Ethics rules are not violated by the city attorney receiving information from sources other than clients. As long as the incident report information conveyed by the chief of police was not obtained illegally, there is no prohibition in the city attorney accepting it. The city attorney should be careful not to disclose confidences and secrets to the chief of police, such as information about the visit of the chairperson of the Personnel Committee. Since the chief of police apparently is not seeking legal advice, there is no other ethical impact of the meeting.
A conflict of interest may arise when the city attorney meets with the city manager. MRPC 1.7 states:
"(a) A lawyer shall not represent a client if the representation of that client will be directly adverse to another client, unless:
"(1) the lawyer reasonably believes the representation will not adversely affect the relationship with the other client; and
"(2) each client consents after consultation.
"(b) A lawyer shall not represent a client if the representation of that client may be materially limited by the lawyer's responsibilities to another client or to a third person, or by the lawyer's own interests unless:
"(1) the lawyer reasonably believes the representation will not be adversely affected; and
"(2) the client consents after consultation.

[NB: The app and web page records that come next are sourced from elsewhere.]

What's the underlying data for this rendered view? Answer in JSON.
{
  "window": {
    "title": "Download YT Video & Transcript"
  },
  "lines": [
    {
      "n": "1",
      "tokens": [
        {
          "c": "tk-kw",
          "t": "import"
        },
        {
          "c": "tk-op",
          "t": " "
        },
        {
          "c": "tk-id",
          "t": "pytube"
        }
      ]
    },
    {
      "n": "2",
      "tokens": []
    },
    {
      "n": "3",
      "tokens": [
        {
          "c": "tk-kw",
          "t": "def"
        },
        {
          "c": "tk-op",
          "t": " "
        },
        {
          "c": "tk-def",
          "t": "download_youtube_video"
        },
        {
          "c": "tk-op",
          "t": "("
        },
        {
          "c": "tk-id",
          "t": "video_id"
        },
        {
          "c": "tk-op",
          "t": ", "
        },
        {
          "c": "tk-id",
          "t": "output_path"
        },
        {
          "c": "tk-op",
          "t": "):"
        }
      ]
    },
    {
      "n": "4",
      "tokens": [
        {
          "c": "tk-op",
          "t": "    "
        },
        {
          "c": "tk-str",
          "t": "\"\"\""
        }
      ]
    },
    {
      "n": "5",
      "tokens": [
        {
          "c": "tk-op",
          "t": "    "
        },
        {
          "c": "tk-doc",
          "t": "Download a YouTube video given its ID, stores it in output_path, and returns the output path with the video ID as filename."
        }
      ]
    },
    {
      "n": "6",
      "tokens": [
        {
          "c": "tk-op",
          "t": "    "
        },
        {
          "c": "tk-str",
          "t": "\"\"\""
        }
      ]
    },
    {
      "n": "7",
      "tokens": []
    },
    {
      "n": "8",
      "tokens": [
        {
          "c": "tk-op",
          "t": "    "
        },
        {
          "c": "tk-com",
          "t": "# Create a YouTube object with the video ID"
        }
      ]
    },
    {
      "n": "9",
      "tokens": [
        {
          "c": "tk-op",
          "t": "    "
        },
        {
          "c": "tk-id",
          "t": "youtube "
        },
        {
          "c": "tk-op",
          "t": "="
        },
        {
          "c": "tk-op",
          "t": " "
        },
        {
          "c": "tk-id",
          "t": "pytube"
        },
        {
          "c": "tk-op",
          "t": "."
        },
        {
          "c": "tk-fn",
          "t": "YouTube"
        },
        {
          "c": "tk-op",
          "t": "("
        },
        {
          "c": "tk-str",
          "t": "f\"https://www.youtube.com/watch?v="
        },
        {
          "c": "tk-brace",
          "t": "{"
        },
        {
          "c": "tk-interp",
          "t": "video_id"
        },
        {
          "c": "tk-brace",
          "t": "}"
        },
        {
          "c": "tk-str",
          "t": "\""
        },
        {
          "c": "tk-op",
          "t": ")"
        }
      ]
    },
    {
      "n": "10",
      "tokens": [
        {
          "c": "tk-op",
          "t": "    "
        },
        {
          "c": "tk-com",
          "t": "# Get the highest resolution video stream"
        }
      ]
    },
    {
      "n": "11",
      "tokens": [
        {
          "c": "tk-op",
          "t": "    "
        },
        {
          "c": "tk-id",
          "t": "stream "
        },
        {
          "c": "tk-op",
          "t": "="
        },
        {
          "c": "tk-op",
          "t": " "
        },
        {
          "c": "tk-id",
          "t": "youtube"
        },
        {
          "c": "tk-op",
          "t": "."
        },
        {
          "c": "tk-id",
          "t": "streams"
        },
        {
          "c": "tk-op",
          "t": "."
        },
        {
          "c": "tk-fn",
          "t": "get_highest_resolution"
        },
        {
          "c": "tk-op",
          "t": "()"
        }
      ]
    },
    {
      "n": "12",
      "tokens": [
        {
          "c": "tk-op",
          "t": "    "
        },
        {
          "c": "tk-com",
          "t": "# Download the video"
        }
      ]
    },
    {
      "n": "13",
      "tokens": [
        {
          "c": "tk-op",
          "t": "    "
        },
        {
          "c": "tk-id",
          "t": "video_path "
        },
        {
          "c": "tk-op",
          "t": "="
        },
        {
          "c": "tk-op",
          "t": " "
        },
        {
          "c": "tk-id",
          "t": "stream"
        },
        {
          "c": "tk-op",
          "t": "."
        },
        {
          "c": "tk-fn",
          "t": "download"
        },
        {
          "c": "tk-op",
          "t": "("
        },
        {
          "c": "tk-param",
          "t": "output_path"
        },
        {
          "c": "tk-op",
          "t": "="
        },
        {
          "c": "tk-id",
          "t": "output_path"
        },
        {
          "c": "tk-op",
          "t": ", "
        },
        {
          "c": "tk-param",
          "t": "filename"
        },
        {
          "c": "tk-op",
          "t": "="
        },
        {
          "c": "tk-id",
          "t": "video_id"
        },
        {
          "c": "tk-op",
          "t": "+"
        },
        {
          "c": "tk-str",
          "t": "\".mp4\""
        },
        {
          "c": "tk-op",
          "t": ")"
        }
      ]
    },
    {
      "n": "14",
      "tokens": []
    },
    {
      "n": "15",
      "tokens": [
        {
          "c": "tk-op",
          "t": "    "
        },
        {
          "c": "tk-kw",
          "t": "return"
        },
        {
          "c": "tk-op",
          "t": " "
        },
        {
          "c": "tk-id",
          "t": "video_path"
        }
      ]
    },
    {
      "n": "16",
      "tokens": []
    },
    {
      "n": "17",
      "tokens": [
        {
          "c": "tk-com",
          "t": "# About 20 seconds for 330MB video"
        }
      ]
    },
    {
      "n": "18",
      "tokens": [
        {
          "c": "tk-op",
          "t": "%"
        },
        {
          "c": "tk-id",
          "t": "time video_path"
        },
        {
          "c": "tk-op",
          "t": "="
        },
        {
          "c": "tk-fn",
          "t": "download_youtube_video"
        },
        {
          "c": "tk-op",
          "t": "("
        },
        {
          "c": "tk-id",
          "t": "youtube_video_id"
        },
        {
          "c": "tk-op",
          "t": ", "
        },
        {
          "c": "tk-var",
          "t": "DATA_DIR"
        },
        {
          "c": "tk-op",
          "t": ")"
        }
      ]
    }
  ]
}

When representation of multiple clients in a single matter is undertaken, the consultation shall include explanation of the implications of the common representation and the advantages and risks involved."
The facts state that the city manager wants to see the city attorney "to get some advice on criminal procedures and how the arrest may affect the city manager's employment." Again, the city attorney may provide general legal information about criminal law and procedures and may even refer the city manager to a lawyer experienced in criminal law matters. The city attorney may also reveal the gamut of possible employment actions to which the manager may be exposed under applicable law and city policy, without commenting on the likelihood of any particular course of action.
As of this point in time, the city attorney has not spoken to the city council about the arrest matter. Because the matter has been exposed in the newspaper, the city manager's position is very visible, and the city attorney has already been contacted by various persons about the incident, it is likely that the city council will have questions to put to the city attorney about the matter, including the scope of options available under the circumstances. In such consultations the city attorney would be required to render service from the perspective of the city council's interests and instructions. Since at least some of the available options will negatively affect the city manager, MRPC 1.7(b) has been triggered, i.e., the city attorney's representation of the city manager would be materially limited by the city attorney's duties to the city council.
It is difficult to imagine a manner in which the city attorney could effectively and without conflicts represent both the city manager and the municipality, particularly knowing at least one member of the city council is requesting information on terminating employment contracts. It is clear that the city attorney should not render any legal service to the city manager without the consent of the city council. Further, the city attorney should be careful to treat the city manager as an unrepresented person under MRPC 4.3, and refrain from giving any advice other than to seek legal counsel. Finally, the city attorney should clarify for the city manager that information provided by the city manager will not constitute confidences or secrets that the city manager has a duty to preserve. MRPC 1.13(d) and 1.6(b).